In a saucepan, heat the canola oil over medium heat. Add the onion and cook until softened, about 5 minutes. Add the ketchup, chili sauce, bourbon, brown sugar, Worcestershire sauce, sorghum, vinegar, and cayenne pepper. Bring to a simmer and cook for about 10 minutes. Serve warm, or let cool and store in glass jars in the refrigerator.

Kentucky Fresh Cookbook Maggie Green

Kentucky Travels: Books to Bring On Vacation

Are you going on a trip soon? Are you looking for the perfect book to bring along, but don’t quite know where to start? If you answered yes to both of those questions then keep reading! Today we are featuring some of our favorite new/vacation-related books to bring along on your next trip. Even if you aren’t going anywhere special we think you’ll really like these. Take a look:

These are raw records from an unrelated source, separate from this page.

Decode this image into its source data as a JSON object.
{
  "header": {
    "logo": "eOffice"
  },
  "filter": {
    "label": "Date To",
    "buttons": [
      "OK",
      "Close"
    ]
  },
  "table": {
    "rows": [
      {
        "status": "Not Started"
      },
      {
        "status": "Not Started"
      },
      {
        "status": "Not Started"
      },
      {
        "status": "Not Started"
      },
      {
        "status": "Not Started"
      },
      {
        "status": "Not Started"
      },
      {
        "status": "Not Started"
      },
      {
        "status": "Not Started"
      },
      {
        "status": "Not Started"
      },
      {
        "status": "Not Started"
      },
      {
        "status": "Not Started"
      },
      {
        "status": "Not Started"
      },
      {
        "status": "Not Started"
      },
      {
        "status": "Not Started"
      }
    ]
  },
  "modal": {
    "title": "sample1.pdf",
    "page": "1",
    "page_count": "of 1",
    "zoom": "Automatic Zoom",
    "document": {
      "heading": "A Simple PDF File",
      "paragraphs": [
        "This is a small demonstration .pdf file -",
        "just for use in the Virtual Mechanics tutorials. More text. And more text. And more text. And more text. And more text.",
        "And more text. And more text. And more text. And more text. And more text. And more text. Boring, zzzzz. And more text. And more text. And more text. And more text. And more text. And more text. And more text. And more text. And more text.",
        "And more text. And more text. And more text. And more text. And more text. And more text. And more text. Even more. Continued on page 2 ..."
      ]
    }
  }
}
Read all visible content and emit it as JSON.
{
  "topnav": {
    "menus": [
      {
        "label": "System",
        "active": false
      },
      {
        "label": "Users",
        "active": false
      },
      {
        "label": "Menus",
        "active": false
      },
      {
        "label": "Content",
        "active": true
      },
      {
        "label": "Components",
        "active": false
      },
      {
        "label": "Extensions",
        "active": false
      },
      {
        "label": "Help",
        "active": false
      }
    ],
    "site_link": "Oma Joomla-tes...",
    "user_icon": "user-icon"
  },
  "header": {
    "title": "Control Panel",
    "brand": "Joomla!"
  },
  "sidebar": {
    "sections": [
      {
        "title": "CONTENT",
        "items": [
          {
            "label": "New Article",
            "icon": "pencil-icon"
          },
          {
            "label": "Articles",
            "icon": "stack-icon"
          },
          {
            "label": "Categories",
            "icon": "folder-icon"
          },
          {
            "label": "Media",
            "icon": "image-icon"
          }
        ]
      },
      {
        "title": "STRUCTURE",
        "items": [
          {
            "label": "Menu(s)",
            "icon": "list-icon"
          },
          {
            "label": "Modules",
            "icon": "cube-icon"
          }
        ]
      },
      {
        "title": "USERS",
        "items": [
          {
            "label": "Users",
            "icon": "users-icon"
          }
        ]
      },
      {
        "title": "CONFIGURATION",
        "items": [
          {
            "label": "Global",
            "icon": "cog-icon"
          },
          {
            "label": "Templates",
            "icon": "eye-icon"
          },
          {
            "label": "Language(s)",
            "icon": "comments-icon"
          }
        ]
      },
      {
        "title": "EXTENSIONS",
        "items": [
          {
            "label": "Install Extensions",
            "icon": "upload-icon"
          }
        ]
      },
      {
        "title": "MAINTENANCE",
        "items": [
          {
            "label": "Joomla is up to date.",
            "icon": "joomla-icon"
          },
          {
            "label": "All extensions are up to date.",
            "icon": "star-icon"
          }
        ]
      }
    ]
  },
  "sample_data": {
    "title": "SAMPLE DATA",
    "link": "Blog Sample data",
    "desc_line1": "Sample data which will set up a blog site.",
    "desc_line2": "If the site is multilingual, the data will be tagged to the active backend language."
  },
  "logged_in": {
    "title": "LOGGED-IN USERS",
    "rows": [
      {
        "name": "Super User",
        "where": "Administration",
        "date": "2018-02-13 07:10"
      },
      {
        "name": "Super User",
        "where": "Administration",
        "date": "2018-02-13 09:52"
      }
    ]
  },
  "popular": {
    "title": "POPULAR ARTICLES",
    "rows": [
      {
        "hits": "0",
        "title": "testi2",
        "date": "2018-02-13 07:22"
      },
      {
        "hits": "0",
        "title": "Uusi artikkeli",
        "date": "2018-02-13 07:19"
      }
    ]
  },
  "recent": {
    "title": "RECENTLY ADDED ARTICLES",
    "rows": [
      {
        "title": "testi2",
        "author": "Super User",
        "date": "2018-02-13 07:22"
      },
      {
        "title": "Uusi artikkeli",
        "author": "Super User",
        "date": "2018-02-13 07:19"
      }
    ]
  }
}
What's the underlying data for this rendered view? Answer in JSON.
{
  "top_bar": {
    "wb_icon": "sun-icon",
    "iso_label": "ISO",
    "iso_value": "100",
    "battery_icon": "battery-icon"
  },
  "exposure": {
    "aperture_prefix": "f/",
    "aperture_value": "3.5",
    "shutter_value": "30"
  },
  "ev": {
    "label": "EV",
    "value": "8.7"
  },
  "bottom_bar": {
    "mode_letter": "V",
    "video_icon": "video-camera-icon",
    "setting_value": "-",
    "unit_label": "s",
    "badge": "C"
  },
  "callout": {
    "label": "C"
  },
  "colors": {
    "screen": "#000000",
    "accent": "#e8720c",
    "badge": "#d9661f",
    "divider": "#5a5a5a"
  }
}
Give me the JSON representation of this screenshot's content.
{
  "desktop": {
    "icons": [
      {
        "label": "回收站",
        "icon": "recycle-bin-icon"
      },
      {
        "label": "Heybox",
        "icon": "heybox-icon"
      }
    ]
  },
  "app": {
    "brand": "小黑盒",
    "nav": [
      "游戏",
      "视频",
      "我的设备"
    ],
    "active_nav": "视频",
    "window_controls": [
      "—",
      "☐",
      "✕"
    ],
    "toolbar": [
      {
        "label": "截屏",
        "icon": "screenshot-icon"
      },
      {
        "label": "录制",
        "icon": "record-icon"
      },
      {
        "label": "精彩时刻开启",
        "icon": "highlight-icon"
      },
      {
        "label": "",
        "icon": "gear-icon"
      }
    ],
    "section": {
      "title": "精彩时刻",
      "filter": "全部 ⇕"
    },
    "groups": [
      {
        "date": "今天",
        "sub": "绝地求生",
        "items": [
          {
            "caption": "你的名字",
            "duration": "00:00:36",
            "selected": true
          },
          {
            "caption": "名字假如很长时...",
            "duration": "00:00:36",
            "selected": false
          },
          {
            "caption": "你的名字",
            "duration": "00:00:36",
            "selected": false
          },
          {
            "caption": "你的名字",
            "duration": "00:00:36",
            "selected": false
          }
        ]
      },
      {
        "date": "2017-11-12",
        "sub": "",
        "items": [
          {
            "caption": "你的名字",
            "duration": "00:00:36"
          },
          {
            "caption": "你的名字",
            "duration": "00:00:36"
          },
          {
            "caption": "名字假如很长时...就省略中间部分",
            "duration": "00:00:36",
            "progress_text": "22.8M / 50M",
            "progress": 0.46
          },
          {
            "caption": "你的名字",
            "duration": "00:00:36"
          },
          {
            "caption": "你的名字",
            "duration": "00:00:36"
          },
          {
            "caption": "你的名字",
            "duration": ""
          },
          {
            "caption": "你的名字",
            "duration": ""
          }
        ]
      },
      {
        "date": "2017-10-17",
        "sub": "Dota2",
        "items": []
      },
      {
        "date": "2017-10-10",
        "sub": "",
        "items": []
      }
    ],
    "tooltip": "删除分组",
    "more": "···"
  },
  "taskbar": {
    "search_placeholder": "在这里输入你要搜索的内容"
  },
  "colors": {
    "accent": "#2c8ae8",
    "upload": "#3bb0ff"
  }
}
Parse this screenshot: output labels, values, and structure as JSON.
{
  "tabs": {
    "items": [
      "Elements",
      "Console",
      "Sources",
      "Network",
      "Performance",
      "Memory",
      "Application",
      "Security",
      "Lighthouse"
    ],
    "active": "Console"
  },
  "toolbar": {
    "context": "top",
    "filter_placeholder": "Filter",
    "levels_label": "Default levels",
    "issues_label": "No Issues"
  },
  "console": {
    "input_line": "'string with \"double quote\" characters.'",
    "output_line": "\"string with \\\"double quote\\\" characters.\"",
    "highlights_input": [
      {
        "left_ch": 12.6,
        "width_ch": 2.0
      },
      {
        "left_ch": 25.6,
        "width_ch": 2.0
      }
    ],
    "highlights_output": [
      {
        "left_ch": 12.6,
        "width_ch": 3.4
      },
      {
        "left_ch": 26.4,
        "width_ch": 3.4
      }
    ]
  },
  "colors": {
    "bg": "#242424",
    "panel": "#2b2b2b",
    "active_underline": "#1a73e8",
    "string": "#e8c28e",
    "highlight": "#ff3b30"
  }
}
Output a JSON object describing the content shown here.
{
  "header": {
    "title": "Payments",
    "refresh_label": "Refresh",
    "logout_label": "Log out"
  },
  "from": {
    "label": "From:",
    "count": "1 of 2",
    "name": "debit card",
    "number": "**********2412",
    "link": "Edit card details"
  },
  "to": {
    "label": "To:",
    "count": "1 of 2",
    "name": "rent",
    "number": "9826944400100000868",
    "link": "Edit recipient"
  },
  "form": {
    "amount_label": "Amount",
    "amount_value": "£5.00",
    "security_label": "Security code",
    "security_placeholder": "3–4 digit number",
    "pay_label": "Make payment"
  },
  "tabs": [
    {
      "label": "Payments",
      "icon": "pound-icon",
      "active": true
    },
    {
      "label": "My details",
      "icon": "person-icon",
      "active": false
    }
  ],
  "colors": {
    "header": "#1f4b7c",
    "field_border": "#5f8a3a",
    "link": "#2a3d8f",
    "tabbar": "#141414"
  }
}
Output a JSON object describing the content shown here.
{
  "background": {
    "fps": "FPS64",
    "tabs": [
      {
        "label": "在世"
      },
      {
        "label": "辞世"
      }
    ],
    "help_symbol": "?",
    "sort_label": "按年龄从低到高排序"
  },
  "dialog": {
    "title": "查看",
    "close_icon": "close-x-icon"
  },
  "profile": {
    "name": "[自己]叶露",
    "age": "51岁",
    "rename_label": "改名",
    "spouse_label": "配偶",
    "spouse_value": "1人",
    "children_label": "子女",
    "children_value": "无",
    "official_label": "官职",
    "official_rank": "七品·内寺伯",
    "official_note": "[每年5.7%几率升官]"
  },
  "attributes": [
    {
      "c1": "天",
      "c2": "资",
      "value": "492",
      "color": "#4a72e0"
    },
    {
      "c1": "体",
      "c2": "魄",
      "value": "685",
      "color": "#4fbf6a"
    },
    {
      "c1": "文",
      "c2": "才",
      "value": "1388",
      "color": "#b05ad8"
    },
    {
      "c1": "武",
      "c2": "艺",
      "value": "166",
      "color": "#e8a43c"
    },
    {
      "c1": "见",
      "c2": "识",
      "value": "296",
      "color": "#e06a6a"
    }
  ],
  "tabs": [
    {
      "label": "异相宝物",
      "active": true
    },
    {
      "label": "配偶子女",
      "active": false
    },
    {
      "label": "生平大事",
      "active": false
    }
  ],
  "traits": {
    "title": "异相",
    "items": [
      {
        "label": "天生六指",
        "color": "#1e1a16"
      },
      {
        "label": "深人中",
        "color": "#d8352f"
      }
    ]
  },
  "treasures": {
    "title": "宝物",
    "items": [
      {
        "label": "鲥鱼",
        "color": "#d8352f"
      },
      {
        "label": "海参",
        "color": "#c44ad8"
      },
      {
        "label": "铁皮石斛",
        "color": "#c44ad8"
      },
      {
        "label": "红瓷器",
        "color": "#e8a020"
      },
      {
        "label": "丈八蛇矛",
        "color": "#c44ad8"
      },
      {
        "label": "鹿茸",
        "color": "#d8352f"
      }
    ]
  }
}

  • Olmsted Parks of Louisville: A Botanical Field Guide by Patricia Dalton Haragan – This book combines nature, Kentucky, and history all in one! Featuring the famous landscape architect, Frederick Law Olmsted; over 380 species of trees, herbaceous plants, shrubs; and where and how these plants grow in Kentucky; this book is interesting and resourceful for those nature enthusiasts.
  • The Kentucky Barbecue Book by Wes Berry – Just released in March of this year, this book is a feast for readers who are eager to sample the finest fare in the state.  What’s interesting about this book is that many of the establishments featured are dedicated to the time-honored craft of cooking over hot hardwood coals inside cinderblock pits. If you’re a food lover looking to spice things up, definitely check this book out!
  • Dear Appalachia: Readers, Identity, and Popular Fiction since 1878 by Emily Satterwhite – We consider this one an oldie, but a goodie! As a 2011 winner of the Weatherford Award and the Phi Beta Kappa Sturm Award, this book is worth having in your collection, especially if you’re someone interested in popular culture and Appalachia. Satterwhite examines fan mail, reviews, and readers’ geographic affiliations to understand how readers have imagined the region and what purposes these imagined geographies have served for them.
  • Crane: Sex, Celebrity, and My Father’s Unsolved Murder by Robert Crane – The title of this book certainly speaks for itself. Written by the son of star, Bob Crane, actor in Hogan’s Heroes. This book goes beyond the big stars and behind-the-scenes revelations to tell a riveting account of death, survival, and renewal in the shadow of the Hollywood sign and makes a profound statement about the desire for love and permanence in a life where those things continually slip away. A truly unforgettable and deeply human story we think you won’t be able to put down this spring break!

What do you think? Tell us in a comment below which book you’re most interested in!